• Requirement: Look through the lines below, find those with the word "icon", and copy them.

===== Data for this task =====

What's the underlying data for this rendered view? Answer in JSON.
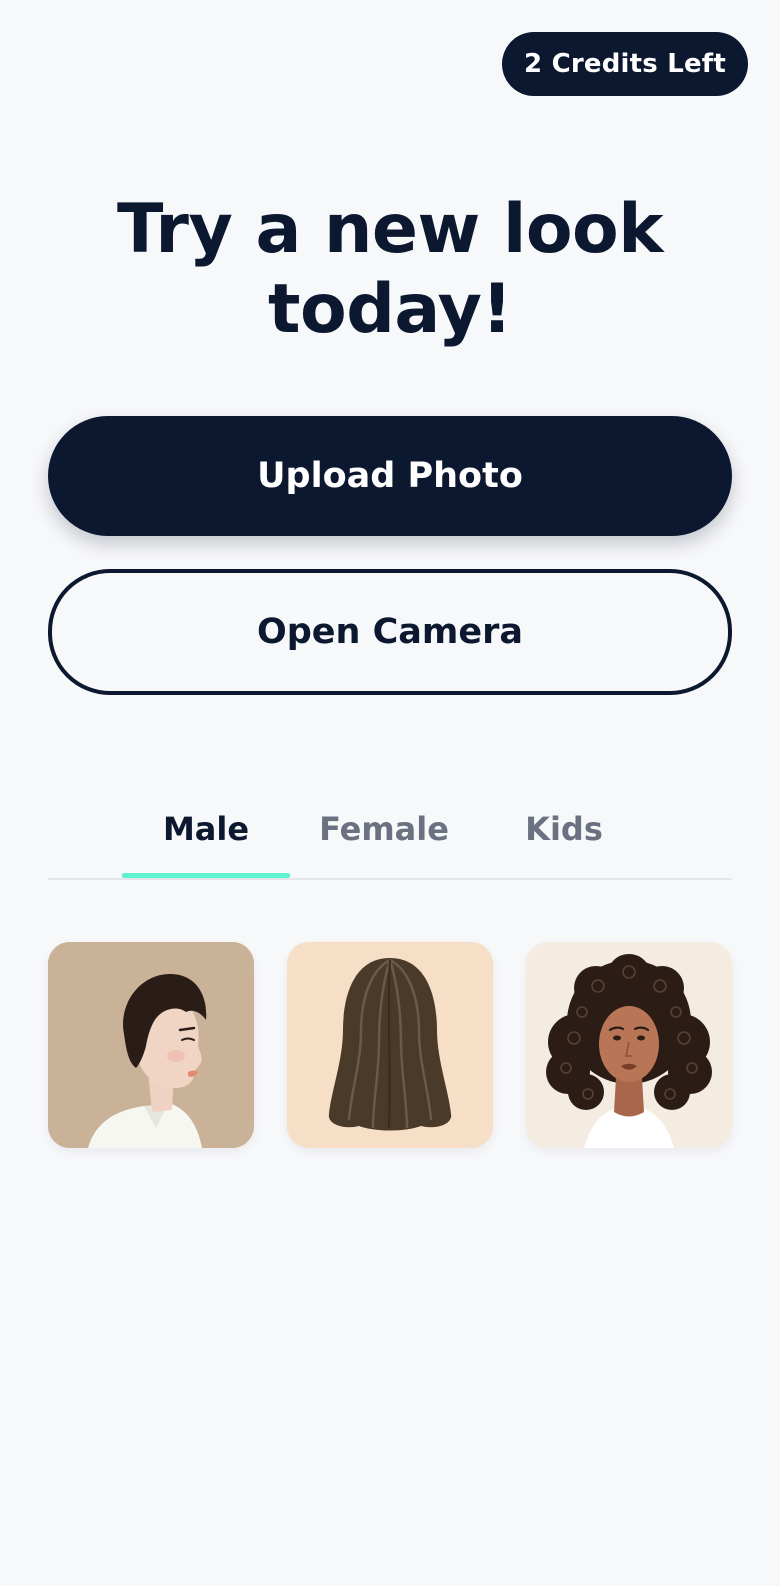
{
  "header": {
    "credits_label": "2 Credits Left"
  },
  "hero": {
    "title": "Try a new look today!"
  },
  "actions": {
    "upload_label": "Upload Photo",
    "camera_label": "Open Camera"
  },
  "tabs": [
    {
      "label": "Male",
      "active": true
    },
    {
      "label": "Female",
      "active": false
    },
    {
      "label": "Kids",
      "active": false
    }
  ],
  "styles": [
    {
      "icon": "short-hair-portrait-icon",
      "background": "#cab299"
    },
    {
      "icon": "long-straight-hair-icon",
      "background": "#f6dfc6"
    },
    {
      "icon": "curly-hair-portrait-icon",
      "background": "#f4ece0"
    }
  ],
  "colors": {
    "primary": "#0c1830",
    "accent": "#5ef2d1",
    "background": "#f7f8fa",
    "muted_text": "#6b7180"
  }
}
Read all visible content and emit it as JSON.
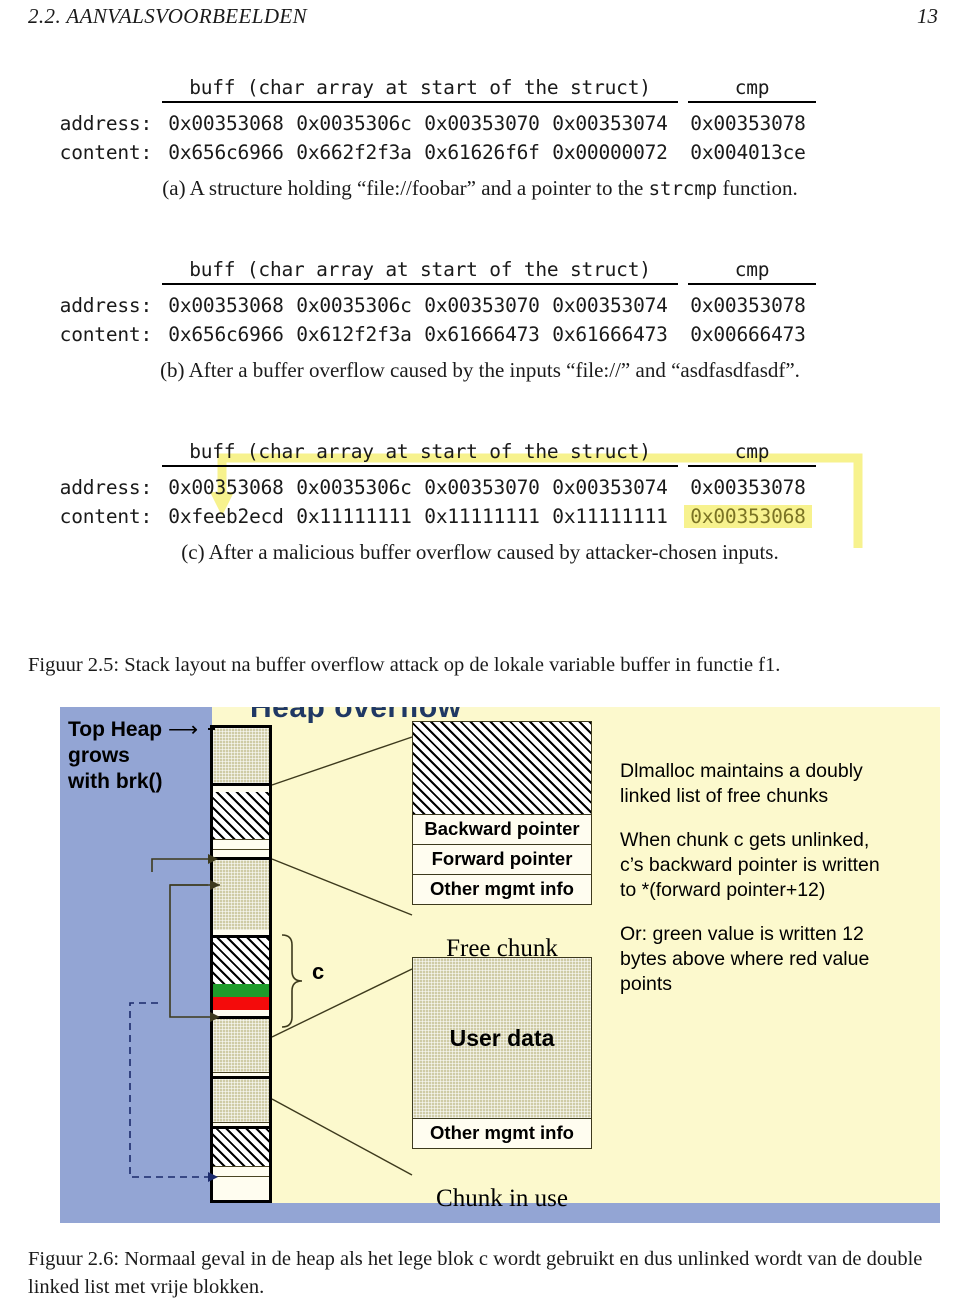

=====

• Task response:
      "icon": "short-hair-portrait-icon",
      "icon": "long-straight-hair-icon",
      "icon": "curly-hair-portrait-icon",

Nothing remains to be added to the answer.